Kristy, deputy director, phD in chemistry
Occupation: Deputy Director, Science Council
Sector: Charity/Not for Profit (Professional Body)
PhD subject: Chemistry
Why did you do a PhD?
I only started to think about further study about two and a half years into my degree. I realised that the jobs that were on offer to BSc graduates didn’t interest me and I did a PhD to open a wider range of opportunities at a higher level.
Describe your current job briefly:
I am Deputy Director of the Science Council, whose main aim is to promote the advancement and dissemination of knowledge of and education in science, pure and applied. We are an independent body with a membership of over 25 professional institutions and learned societies, and through them we support over 300,000 scientists in the UK.
One of our key activities is the award of the Chartered Scientist designation (CSci) which aims to benchmark best practice and professionalism across all scientific disciplines.
Why did you decide on this career?
My first job after my PhD was in research, working for the Atomic Weapons Establishment. Whilst I was there I became interested in science policy work (staff issues, communication of science and improving the public perception of explosives!), but very much as an extra-curricular activity. I then saw a job in chemistry higher education activities development (working predominantly with universities but also at the interface with schools and industry) advertised with the Royal Society of Chemistry so I applied and, to my surprise given my lack of experience in this area, got the job.
During this role I was offered the opportunity of a secondment to the Science Council to work on the development of the CSci designation. When my secondment came to an end, the more involved role of Deputy Director was advertised, I applied and was very happy to be given the job.
What was your job search strategy and how were you recruited?
At university I used the careers service and saw my job with the Atomic Weapons Establishment advertised in Prospects. It took me 5 months to get that job because of the obvious need for thorough security checks.
The RSC job was advertised in New Scientist where it really stood out – it was very different to all the other vacancies. My current job was advertised in the national press, but I heard about it whilst on secondment.
Why do you think you got the job?
Despite the obvious need for scientific knowledge and specific research skills, I think that I got my first job because during my interview I created a good rapport and they could see that I was going to fit into the existing research team.
With my second job I think I was successful because I went in with willingness to try out new ideas. My drive and enthusiasm came across and they must have felt that they could teach me all the other things I would need for the job!
My current job requires a lot of diplomacy because I deal with very senior and influential people, as well as a high level of organisational skills. Having worked here on secondment, they had evidence of my ability to work with people at these levels which again was probably as important as the knowledge which I have picked up.
Do you think a PhD has had a positive impact on your career?

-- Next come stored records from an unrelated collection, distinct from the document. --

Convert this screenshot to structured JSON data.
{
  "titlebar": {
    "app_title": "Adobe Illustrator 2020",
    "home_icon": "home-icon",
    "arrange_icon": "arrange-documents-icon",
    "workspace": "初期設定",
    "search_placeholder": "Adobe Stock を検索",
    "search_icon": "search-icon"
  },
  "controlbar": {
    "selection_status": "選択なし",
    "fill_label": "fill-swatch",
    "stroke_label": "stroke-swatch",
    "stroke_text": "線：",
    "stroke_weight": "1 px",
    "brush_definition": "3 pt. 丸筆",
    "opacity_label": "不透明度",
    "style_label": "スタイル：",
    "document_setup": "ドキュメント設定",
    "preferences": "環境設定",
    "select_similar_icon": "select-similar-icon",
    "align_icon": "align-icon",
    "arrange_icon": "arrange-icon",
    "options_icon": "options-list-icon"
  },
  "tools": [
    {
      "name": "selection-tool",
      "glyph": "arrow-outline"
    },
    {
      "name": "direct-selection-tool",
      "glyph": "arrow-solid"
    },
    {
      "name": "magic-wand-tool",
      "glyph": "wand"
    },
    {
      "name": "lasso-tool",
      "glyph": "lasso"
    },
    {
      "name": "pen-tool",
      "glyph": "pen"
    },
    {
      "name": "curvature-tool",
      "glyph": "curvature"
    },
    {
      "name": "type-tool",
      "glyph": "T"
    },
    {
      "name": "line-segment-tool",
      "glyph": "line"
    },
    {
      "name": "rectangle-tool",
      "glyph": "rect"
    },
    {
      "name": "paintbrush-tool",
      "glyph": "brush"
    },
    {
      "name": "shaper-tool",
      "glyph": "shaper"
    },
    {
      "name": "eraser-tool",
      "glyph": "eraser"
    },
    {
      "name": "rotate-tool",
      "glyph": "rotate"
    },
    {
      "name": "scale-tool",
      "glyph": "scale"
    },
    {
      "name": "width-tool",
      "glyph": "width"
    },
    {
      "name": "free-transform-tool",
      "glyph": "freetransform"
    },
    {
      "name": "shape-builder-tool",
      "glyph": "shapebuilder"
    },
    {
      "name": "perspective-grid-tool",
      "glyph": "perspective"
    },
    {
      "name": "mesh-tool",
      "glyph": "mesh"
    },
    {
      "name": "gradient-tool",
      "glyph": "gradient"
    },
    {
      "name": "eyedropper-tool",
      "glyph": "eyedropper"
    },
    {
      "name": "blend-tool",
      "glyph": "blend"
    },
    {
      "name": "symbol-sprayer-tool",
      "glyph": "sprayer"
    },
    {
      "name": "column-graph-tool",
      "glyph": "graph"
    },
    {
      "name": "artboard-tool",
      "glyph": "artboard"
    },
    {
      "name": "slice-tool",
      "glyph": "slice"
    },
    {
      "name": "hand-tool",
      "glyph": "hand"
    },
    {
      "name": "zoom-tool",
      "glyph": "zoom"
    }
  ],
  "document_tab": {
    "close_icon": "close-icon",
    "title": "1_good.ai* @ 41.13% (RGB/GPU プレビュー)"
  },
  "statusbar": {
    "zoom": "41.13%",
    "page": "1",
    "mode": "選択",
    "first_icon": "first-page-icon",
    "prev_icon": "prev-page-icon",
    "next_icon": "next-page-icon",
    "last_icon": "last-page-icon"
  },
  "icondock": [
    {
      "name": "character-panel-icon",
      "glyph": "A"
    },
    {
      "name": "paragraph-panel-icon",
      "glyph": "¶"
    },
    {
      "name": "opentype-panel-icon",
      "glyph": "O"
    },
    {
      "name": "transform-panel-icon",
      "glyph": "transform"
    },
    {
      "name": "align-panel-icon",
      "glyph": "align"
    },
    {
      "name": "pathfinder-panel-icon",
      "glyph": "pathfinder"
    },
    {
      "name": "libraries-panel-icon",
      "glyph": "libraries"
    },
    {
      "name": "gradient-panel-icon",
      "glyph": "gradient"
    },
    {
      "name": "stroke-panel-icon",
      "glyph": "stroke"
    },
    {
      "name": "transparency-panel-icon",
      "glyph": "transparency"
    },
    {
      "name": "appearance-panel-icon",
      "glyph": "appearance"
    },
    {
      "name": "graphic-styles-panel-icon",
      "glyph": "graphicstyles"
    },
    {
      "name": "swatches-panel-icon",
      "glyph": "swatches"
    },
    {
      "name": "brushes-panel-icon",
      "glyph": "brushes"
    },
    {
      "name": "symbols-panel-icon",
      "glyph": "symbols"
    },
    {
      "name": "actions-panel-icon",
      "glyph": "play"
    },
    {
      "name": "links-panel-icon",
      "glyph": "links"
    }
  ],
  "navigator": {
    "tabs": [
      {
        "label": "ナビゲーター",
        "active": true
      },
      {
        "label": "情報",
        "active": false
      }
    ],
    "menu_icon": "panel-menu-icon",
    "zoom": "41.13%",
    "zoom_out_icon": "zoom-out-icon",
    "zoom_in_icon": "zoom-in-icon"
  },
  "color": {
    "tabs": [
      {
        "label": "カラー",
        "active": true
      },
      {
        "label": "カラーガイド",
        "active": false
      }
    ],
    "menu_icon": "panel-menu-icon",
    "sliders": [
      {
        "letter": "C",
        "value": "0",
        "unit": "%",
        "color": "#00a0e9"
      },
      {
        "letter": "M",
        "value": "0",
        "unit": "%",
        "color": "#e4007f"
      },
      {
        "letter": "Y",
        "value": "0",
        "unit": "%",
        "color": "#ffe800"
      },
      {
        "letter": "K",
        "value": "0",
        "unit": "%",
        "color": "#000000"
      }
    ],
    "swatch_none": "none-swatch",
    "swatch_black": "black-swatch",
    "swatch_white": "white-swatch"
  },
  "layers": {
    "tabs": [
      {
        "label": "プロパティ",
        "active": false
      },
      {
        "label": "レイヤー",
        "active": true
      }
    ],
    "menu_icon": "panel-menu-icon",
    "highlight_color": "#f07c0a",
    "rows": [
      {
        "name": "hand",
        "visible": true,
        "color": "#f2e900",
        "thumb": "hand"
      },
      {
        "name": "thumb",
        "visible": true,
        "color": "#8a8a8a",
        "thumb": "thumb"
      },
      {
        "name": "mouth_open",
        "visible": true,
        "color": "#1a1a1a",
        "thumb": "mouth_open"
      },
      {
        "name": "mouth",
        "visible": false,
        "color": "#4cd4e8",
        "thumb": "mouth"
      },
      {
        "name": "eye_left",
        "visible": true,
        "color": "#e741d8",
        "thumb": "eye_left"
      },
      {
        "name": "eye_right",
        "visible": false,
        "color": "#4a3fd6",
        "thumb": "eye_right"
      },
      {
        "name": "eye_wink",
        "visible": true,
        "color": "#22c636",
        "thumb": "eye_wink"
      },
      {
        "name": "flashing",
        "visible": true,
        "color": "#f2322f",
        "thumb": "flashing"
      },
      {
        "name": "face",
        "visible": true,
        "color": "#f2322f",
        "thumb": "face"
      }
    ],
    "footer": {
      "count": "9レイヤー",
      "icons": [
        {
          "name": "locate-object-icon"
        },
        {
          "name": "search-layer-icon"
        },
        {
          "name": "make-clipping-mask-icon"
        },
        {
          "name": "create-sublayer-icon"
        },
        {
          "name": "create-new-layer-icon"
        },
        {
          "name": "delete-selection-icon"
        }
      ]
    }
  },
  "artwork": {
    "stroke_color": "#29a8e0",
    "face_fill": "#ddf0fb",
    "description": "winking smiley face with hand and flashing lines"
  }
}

Absolutely, even though I didn’t realise how much when I was actually doing it. My PhD has been invaluable for different reasons in each of my different jobs – sometimes the science is useful, but on the whole it is the other skills I developed as I was doing research – self organisation and motivation, self confidence, ability to work autonomously. I’m sure the skills I developed during my PhD will be applied throughout my career.
What advice do you have for PhD students to boost their employability?
I’m wary of giving advice because I was the sort of student who wouldn’t have listened to it! Perhaps the most important message is that you have all the skills that you see in job adverts and are talked about in publications like this one – you are developing them ALL while doing a PhD. Communicating at different levels; assimilating and analysing complex information, planning and managing your workload – all those vital skills are there - the key is to recognise that you have them